Mental pictures of pastors and rabbis opening up English bibles, making points from the sacred text and saying “It says right here in my Bible!” are not hard to conjure, for those with experience in contemporary, faith-based communities. While exclaiming Jesus said this or that makes for good preaching, worth noting is the fact that Jesus likely spoke Aramaic, a Semitic tongue, on the streets, and read Hebrew text in the synagogues He frequented. Though preachers lay claim to be quoting Him, the communicator is recounting Jesus words in our words and then offering an interpretation in their words.
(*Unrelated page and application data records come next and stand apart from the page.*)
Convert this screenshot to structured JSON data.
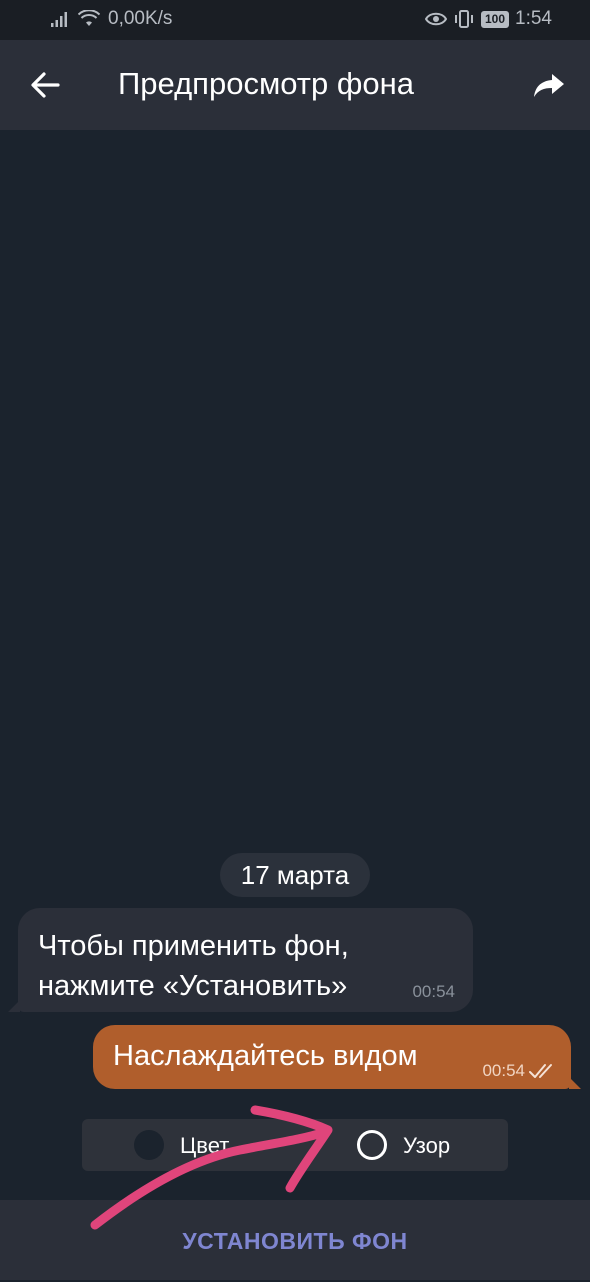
{
  "status_bar": {
    "network_speed": "0,00K/s",
    "battery": "100",
    "time": "1:54"
  },
  "app_bar": {
    "title": "Предпросмотр фона",
    "back_icon": "arrow-back-icon",
    "share_icon": "share-forward-icon"
  },
  "chat": {
    "date_label": "17 марта",
    "incoming": {
      "line1": "Чтобы применить фон,",
      "line2": "нажмите «Установить»",
      "time": "00:54"
    },
    "outgoing": {
      "text": "Наслаждайтесь видом",
      "time": "00:54"
    }
  },
  "toggle": {
    "color_label": "Цвет",
    "pattern_label": "Узор"
  },
  "bottom": {
    "set_button_label": "УСТАНОВИТЬ ФОН"
  },
  "colors": {
    "background": "#1b232d",
    "app_bar": "#2b2f39",
    "outgoing_bubble": "#b05e2c",
    "accent_button_text": "#7f86d1",
    "annotation_pink": "#e0457b"
  }
}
The six thousand copies of extant New Testament texts that have come down from antiquity, and are used by Bible translators in modernity, are Greek renditions of Aramaic thought processes–Aramaic being Jesus’ likely language. They, along with the Hebrew and, in some cases, the Aramaic texts that constitute the Old[er] Testament, have been translated into the vernacular, and pass on to us in the form of English Bibles. Noteworthy in our Bibles are footnotes, offering textual references, variant translations and, in some cases, notations that the verse being noted does not appear in some of the ancient renditions.
Textual Criticism, what’s called Lower Criticism particularly, is the discipline that entails assessing available ancient texts, comparing the various renderings and, with others, making a final executive decision on the best rendering for a translation. Truth is that variance exists in the ancient testimonies–but the variance has no bearing on basic biblical doctrine. The famous story in the eighth chapter of the Gospel of John, of the woman caught in the act of adultery, for example, is placed elsewhere in some ancient versions of John’s Gospel and even omitted entirely in others. Similarly, Mark’s 16:19-30 are not found in some of the ancient manuscripts. What’s a scholar to do?
Those of us who open the Bible to talk about heaven sometimes take hell when mentioning the discrepancy. Before tendering a translation of the Greek Gospel of John or Mark, let’s say, the translator and committee must decide what to do with occasional variance. After reasoning through the discrepancy, and consulting with others in the process, a decision must be made relative to what was said, and where the story and saying should be placed in the tendered translation. After coming to terms with it to their satisfaction, translator(s) and/or committee(s) will then note, in a footnote, that there is some conversation relative to the text’s placement, or, will give the previously-known rendering a footnote, informing that because it was not found in the better part of the manuscripts available, it seemed best to render it in the footnote.